[Excerpts from an interface dataset]
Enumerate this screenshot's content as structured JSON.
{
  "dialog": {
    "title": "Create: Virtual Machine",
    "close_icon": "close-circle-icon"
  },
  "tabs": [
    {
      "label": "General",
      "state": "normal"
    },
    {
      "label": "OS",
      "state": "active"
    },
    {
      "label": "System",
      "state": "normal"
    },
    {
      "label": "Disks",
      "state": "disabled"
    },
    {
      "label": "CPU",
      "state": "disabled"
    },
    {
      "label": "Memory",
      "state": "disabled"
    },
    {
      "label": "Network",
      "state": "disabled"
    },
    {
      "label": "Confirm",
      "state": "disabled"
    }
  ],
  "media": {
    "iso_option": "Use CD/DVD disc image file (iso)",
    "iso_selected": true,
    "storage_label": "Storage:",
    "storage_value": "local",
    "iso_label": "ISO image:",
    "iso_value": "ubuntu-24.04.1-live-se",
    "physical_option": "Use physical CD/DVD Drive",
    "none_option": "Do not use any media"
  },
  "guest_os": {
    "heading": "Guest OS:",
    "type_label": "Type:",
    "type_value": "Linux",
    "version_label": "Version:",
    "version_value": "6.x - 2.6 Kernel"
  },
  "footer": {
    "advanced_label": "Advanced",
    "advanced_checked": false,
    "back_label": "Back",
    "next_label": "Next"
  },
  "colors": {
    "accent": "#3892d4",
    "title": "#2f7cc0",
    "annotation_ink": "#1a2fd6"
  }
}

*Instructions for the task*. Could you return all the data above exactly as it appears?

*Exercise output*.
Enumerate this screenshot's content as structured JSON.
{
  "dialog": {
    "title": "Create: Virtual Machine",
    "close_icon": "close-circle-icon"
  },
  "tabs": [
    {
      "label": "General",
      "state": "normal"
    },
    {
      "label": "OS",
      "state": "active"
    },
    {
      "label": "System",
      "state": "normal"
    },
    {
      "label": "Disks",
      "state": "disabled"
    },
    {
      "label": "CPU",
      "state": "disabled"
    },
    {
      "label": "Memory",
      "state": "disabled"
    },
    {
      "label": "Network",
      "state": "disabled"
    },
    {
      "label": "Confirm",
      "state": "disabled"
    }
  ],
  "media": {
    "iso_option": "Use CD/DVD disc image file (iso)",
    "iso_selected": true,
    "storage_label": "Storage:",
    "storage_value": "local",
    "iso_label": "ISO image:",
    "iso_value": "ubuntu-24.04.1-live-se",
    "physical_option": "Use physical CD/DVD Drive",
    "none_option": "Do not use any media"
  },
  "guest_os": {
    "heading": "Guest OS:",
    "type_label": "Type:",
    "type_value": "Linux",
    "version_label": "Version:",
    "version_value": "6.x - 2.6 Kernel"
  },
  "footer": {
    "advanced_label": "Advanced",
    "advanced_checked": false,
    "back_label": "Back",
    "next_label": "Next"
  },
  "colors": {
    "accent": "#3892d4",
    "title": "#2f7cc0",
    "annotation_ink": "#1a2fd6"
  }
}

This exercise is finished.